### PROBLEM TO WORK ON
A precise repetition of every line below is the required answer.

### INPUT MATERIAL
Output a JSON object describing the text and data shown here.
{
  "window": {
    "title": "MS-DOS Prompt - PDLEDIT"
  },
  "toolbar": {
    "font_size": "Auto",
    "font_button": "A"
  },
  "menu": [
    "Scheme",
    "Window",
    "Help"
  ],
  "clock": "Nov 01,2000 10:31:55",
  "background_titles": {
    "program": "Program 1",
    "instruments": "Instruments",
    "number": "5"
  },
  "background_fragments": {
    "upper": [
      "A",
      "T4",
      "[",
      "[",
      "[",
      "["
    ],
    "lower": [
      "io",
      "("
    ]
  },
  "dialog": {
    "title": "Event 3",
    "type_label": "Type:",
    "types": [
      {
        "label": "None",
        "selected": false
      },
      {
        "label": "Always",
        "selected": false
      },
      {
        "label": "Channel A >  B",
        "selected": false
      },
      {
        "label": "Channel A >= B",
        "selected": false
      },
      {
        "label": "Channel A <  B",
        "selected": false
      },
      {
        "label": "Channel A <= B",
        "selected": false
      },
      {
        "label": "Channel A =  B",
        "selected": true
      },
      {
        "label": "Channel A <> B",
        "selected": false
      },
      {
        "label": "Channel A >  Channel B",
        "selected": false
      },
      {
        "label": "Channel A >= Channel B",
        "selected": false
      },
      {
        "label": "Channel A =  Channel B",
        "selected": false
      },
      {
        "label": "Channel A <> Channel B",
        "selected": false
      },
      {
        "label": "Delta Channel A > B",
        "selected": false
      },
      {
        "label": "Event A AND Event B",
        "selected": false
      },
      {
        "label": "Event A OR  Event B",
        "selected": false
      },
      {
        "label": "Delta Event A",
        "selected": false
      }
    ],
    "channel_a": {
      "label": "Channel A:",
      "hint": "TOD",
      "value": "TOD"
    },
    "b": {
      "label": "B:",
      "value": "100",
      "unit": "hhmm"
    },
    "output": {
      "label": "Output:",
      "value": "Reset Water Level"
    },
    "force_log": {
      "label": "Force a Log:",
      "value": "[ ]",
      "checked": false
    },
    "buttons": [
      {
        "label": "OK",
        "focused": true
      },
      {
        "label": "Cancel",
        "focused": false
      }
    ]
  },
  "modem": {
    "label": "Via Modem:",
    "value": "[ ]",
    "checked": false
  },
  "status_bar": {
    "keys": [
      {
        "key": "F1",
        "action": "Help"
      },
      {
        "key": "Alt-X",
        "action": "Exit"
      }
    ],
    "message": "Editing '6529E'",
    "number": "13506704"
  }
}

### ANSWER TO THE EXERCISE
Output a JSON object describing the text and data shown here.
{
  "window": {
    "title": "MS-DOS Prompt - PDLEDIT"
  },
  "toolbar": {
    "font_size": "Auto",
    "font_button": "A"
  },
  "menu": [
    "Scheme",
    "Window",
    "Help"
  ],
  "clock": "Nov 01,2000 10:31:55",
  "background_titles": {
    "program": "Program 1",
    "instruments": "Instruments",
    "number": "5"
  },
  "background_fragments": {
    "upper": [
      "A",
      "T4",
      "[",
      "[",
      "[",
      "["
    ],
    "lower": [
      "io",
      "("
    ]
  },
  "dialog": {
    "title": "Event 3",
    "type_label": "Type:",
    "types": [
      {
        "label": "None",
        "selected": false
      },
      {
        "label": "Always",
        "selected": false
      },
      {
        "label": "Channel A >  B",
        "selected": false
      },
      {
        "label": "Channel A >= B",
        "selected": false
      },
      {
        "label": "Channel A <  B",
        "selected": false
      },
      {
        "label": "Channel A <= B",
        "selected": false
      },
      {
        "label": "Channel A =  B",
        "selected": true
      },
      {
        "label": "Channel A <> B",
        "selected": false
      },
      {
        "label": "Channel A >  Channel B",
        "selected": false
      },
      {
        "label": "Channel A >= Channel B",
        "selected": false
      },
      {
        "label": "Channel A =  Channel B",
        "selected": false
      },
      {
        "label": "Channel A <> Channel B",
        "selected": false
      },
      {
        "label": "Delta Channel A > B",
        "selected": false
      },
      {
        "label": "Event A AND Event B",
        "selected": false
      },
      {
        "label": "Event A OR  Event B",
        "selected": false
      },
      {
        "label": "Delta Event A",
        "selected": false
      }
    ],
    "channel_a": {
      "label": "Channel A:",
      "hint": "TOD",
      "value": "TOD"
    },
    "b": {
      "label": "B:",
      "value": "100",
      "unit": "hhmm"
    },
    "output": {
      "label": "Output:",
      "value": "Reset Water Level"
    },
    "force_log": {
      "label": "Force a Log:",
      "value": "[ ]",
      "checked": false
    },
    "buttons": [
      {
        "label": "OK",
        "focused": true
      },
      {
        "label": "Cancel",
        "focused": false
      }
    ]
  },
  "modem": {
    "label": "Via Modem:",
    "value": "[ ]",
    "checked": false
  },
  "status_bar": {
    "keys": [
      {
        "key": "F1",
        "action": "Help"
      },
      {
        "key": "Alt-X",
        "action": "Exit"
      }
    ],
    "message": "Editing '6529E'",
    "number": "13506704"
  }
}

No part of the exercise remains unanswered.